No one has really been sure. But now a team of scientists thinks they have the key to the whole thing: It was both.
They examined the rocks in the Deccan flows and using ratios of radioactive isotopes have obtained the most accurate dating for the volcanic event yet. Yes, the flows predated the impact, but right around the time the asteroid hit, the flows increased prodigiously.
Their idea is that the asteroid impact deposited so much energy into the Earth’s crust that it affected the Deccan Traps, tens of thousands of kilometers away. Basically, the impact may have temporarily increased the ability of magma to flow out through the Traps. It had been slow before the impact, but the impact cleaned the pipes, so to speak, and as much as 70 percent of the main eruption may have occurred in the millennia that followed.

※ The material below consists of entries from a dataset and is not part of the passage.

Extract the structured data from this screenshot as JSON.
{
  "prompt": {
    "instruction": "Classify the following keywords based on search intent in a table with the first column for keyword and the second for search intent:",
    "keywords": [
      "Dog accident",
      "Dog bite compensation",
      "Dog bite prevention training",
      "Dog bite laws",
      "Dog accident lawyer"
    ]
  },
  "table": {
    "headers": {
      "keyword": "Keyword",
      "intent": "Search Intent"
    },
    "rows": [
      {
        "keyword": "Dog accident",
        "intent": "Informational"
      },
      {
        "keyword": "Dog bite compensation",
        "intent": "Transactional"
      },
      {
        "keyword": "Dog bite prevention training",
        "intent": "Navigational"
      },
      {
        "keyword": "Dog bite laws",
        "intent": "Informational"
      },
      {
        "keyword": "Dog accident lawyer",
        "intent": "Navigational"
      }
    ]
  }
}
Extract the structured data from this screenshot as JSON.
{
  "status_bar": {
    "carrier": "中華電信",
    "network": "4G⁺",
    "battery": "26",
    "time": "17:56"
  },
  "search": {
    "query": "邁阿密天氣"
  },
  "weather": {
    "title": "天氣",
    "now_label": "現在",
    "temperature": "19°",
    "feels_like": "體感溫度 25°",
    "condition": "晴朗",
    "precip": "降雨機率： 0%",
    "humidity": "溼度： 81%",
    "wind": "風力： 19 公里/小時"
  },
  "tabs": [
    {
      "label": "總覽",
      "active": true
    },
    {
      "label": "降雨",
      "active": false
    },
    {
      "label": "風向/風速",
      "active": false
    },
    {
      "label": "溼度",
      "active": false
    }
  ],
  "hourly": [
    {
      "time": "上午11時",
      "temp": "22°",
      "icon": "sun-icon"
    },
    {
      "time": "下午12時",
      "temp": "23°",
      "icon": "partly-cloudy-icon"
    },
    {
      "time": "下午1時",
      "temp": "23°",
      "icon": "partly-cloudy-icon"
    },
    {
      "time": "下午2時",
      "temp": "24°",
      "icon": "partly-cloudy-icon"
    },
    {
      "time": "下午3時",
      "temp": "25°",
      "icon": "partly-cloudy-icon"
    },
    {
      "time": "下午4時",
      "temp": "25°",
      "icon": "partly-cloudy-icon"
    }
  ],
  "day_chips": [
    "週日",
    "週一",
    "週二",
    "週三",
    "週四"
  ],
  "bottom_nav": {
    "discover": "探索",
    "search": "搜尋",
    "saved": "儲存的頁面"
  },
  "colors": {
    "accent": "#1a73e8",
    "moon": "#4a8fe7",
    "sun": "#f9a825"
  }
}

The impact did the main work, but it was the increased volcanic activity that performed the coup de grâce. The gases released into the atmosphere may have delayed the recovery of the Earth’s ecosystem for as long as a half-million years. Not every animal was wiped out, of course—the avian dinosaurs survived to become birds, and small mammals made it through as well, becoming … us.
This idea of a one-two punch is pretty interesting. It answers a lot of questions, but it’s not really proven yet. It’ll be fun to see what arguments it engenders among geologists, biologists, volcanologists, and paleontologists. Scientists love to argue! But it’s because we want to find the truth, whatever it may be.
Personally, I think the idea has merit, and it does fit with a preconception of mine: It’s pretty rare in the Universe for there to be a Single Event that has some great consequences. It’s usually a combination of factors that leads to the complexity of the world we see around us. This isn’t always the case, and I certainly wouldn’t want to be led astray by the idea, but when it comes to the demise of the dinosaurs it’s very well possible that terrestrial and extraterrestrial events conspired to lay them low.
On a personal note: During a TV documentary shoot, I visited the Trinidad Park in Colorado, which has one of the world’s best displays of the iridium layer, a layer of clay with elevated amounts of iridium in it that has been dated to the extinction of the dinosaurs. It was this layer that prompted the idea that an asteroid impact killed the giant beasts. I made a short video of my visit (please excuse the wind noise!) that you may enjoy:
Anyway, this story isn’t over yet. Even though we now have a grasp on the bigger picture, there’s still much to learn. What specifically happened to do so much damage to our blue-green world? What changes were made to the atmosphere, the water, the land? And could something like this happen again?
The dinosaurs weren’t terribly bright and didn’t have science that could allow them to understand what happened to them. We do. We need to learn more about what happened to our distant brethren, because there, but for the grace of astronomy and geology, go we.